> [What to work on]: Please find every line in the records below that contains the word "Компьютер", and copy it.

------------------------

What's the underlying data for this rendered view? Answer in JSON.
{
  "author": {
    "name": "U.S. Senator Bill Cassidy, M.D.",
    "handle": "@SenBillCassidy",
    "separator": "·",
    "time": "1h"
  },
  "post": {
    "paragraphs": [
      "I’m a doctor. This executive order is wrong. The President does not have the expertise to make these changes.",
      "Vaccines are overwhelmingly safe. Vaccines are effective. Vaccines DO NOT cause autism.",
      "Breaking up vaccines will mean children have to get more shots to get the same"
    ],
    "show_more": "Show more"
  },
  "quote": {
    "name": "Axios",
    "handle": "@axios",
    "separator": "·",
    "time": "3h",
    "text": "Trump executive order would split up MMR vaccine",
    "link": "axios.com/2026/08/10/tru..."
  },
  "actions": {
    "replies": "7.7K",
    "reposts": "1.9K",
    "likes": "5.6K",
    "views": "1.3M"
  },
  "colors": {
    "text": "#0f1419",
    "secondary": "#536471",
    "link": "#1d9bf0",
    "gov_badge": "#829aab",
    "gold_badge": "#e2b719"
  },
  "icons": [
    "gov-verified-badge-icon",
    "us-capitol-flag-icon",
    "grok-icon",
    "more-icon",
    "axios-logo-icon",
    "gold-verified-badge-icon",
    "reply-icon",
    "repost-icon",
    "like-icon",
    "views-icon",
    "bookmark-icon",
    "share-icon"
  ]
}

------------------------

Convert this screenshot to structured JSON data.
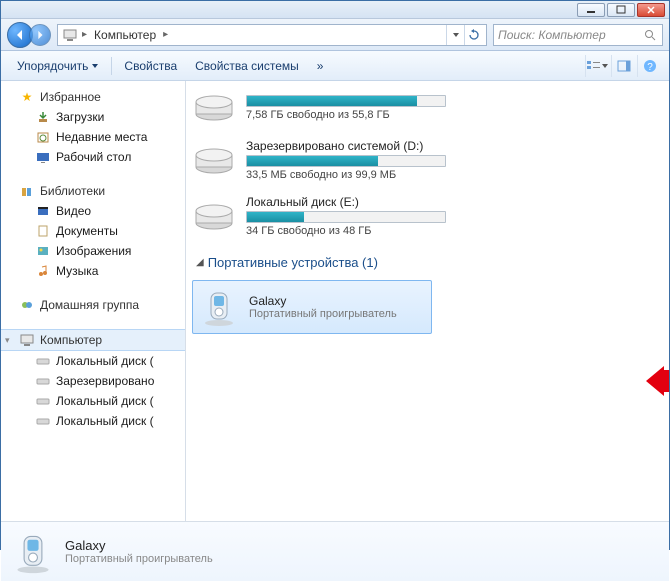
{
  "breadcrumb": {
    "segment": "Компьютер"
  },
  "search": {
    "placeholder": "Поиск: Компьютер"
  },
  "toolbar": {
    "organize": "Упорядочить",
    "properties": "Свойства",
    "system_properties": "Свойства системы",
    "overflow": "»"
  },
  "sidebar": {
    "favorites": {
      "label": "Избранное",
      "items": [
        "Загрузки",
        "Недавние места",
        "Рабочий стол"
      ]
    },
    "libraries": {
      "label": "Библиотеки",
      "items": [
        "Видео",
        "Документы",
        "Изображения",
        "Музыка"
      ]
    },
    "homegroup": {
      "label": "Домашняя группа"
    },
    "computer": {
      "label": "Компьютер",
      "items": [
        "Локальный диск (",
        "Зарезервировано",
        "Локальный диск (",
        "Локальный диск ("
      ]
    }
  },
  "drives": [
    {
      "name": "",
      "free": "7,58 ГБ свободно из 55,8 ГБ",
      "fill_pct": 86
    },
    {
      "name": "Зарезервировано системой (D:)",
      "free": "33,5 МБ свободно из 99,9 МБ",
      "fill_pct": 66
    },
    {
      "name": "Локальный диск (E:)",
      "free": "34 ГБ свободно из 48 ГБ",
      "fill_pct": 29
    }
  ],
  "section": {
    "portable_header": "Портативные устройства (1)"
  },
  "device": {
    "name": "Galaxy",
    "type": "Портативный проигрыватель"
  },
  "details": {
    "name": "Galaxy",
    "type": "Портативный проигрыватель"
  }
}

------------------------

> [Answer to the exercise]:
    "segment": "Компьютер"
    "placeholder": "Поиск: Компьютер"
      "label": "Компьютер",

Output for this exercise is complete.